Since we are having our volunteer reception prior to the business meeting, we will NOT meet for the informal pre-meeting dinner at Brion’s this month. Plan to come out and celebrate our volunteers instead!
NOVAC’s Byron Bergert Imaging Group will hold its Pre-Groundhog Day Image Processing Party on Saturday January 31 from 10am to 2pm at the Patrick Henry Library in Vienna. We’ll be in the meeting room, first door on the right as you come in the main door.
This time around we’ll have an addition to our normal routine of talking about imaging and processing our data. I’ll demonstrate how I processed a recent deep sky image, showing how I use Deep Sky Stacker and Photoshop to stack the data and process it. To make the most of this, I’ll post the data online (hopefully tonight), so that other imagers can try their hand at processing the data as well. At the get-together on Jan 31, we can look at different ways of processing the same data, and compare results. I’m hoping that one of the PixInsight users in the club will take a crack at this so that we can compare the different workflows. This walkthrough will require a projector! If you can bring one, please let me know.
I hope to see you there.
The Missions that Enabled the Hubble Space Telescope to Unravel Mysteries of the Universe”
A free public lecture by
John M. Grunsfeld, Astronaut and Associate Administrator Science Mission Directorate of NASA
Hosted by the Philosophical Soc. of Washington,
on Friday, March 6, 2015, 8:00 PM,
at the Cosmos Club, 2121 Massachusetts Avenue, NW, WDC
(car & metro directions & parking)
Tentatively, we’re hoping to hold this on 23 May from 10:00-1:00, in a meeting room at the Loudoun County Public Library on Hay Road in Ashburn, VA. This is of course the Saturday of Memorial Day weekend, but given availability of meeting space, it was the first option we’ve been able to find for a while that doesn’t conflict with Astronomy Day on the 16th, so we’re going to go ahead and scheduling it.
There’s not typically a really structured agenda; an important part of this is informal discussion.
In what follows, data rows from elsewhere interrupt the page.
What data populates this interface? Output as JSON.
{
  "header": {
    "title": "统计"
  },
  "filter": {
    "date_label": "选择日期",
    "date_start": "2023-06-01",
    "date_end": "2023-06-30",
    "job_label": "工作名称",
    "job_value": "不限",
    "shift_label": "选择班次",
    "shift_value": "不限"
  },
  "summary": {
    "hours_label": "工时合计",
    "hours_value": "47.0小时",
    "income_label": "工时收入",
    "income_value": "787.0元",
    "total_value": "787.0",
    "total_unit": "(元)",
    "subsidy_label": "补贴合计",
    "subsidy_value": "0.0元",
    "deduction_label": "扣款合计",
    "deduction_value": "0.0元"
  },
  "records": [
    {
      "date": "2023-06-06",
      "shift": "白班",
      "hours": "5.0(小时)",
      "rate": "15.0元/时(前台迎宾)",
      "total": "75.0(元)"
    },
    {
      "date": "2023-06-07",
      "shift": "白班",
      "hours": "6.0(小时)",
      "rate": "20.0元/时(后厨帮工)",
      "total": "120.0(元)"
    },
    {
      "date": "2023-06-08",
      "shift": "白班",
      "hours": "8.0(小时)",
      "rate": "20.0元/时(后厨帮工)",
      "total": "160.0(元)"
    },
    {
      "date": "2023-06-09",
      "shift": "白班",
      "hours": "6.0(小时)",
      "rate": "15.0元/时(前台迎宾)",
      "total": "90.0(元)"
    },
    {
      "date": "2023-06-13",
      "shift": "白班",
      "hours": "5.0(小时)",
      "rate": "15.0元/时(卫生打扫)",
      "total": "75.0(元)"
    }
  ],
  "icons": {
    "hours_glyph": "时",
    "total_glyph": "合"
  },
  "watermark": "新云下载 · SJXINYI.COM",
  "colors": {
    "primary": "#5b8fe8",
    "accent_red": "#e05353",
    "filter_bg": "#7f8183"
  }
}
As a starting point for this session, however, Beth will be talking about solar imaging and processing techniques that she’s used for images she has sent out over the past few weeks to this list. Kevin Quin also may do an imaging processing walkthrough with PixInsight, unless another member has some imaging data they’d like to try and do a processing walkthrough with.
We’ve had a few of our past attendees indicate that they can make it, but newcomers are always welcome as well. This is really a low-intensity group; our aim is to make it really painless to join or contribute. If you have some astrophotography data you want some help processing, or something you’d like to show, or an imaging question you’d like to discuss, feel free to bring it up at the meeting–that’s what this is all about.